## TASK PROMPT:
How many lines of these records hold the string "gradient"? Reply with the number alone.

## SOURCE MATERIAL:
[Start of section]
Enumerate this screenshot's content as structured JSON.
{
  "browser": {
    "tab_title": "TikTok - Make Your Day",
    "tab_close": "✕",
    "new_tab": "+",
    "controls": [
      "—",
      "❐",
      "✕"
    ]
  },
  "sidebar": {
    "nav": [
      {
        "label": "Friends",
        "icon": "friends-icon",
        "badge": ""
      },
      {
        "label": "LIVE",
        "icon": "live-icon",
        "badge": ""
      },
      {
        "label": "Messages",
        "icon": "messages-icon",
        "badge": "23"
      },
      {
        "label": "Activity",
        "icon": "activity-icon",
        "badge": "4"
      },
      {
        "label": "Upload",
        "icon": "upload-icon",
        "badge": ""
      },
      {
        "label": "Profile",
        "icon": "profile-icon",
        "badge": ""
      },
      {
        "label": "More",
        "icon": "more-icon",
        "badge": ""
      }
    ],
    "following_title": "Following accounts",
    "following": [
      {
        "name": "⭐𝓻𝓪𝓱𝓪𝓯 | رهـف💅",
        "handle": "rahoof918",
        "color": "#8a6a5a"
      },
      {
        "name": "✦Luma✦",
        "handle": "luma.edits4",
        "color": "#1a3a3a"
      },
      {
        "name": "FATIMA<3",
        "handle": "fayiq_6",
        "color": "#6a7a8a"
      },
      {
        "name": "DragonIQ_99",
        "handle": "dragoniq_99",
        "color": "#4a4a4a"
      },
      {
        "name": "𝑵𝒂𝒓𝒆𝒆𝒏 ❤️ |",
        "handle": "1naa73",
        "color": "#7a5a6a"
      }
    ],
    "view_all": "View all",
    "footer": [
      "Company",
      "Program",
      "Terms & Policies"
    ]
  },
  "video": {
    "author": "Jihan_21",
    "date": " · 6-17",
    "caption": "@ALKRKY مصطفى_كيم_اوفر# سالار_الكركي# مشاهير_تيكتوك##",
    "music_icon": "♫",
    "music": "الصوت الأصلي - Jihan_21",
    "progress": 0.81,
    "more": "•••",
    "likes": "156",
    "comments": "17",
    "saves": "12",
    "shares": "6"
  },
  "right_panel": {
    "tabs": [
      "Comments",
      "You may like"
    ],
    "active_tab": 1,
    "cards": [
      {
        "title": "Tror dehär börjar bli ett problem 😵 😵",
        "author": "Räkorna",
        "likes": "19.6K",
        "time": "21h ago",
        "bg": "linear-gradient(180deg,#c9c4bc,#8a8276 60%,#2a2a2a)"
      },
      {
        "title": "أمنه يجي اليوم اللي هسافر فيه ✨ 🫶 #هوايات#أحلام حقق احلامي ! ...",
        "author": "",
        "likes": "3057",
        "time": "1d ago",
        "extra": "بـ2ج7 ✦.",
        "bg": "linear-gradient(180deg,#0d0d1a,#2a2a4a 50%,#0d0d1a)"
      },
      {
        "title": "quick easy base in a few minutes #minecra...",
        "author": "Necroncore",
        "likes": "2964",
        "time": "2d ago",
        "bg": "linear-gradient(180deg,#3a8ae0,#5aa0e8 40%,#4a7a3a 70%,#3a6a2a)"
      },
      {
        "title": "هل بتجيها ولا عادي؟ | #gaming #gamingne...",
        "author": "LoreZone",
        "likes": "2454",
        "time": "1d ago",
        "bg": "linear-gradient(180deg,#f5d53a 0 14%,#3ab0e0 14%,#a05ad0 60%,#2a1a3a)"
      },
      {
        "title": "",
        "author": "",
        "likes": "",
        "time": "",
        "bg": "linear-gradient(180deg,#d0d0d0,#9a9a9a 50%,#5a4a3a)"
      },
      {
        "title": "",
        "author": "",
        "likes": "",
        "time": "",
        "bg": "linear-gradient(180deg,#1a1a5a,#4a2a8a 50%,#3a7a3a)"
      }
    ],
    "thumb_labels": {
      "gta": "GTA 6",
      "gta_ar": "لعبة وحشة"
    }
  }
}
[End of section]
## SOLUTION TO THE EXERCISE:
6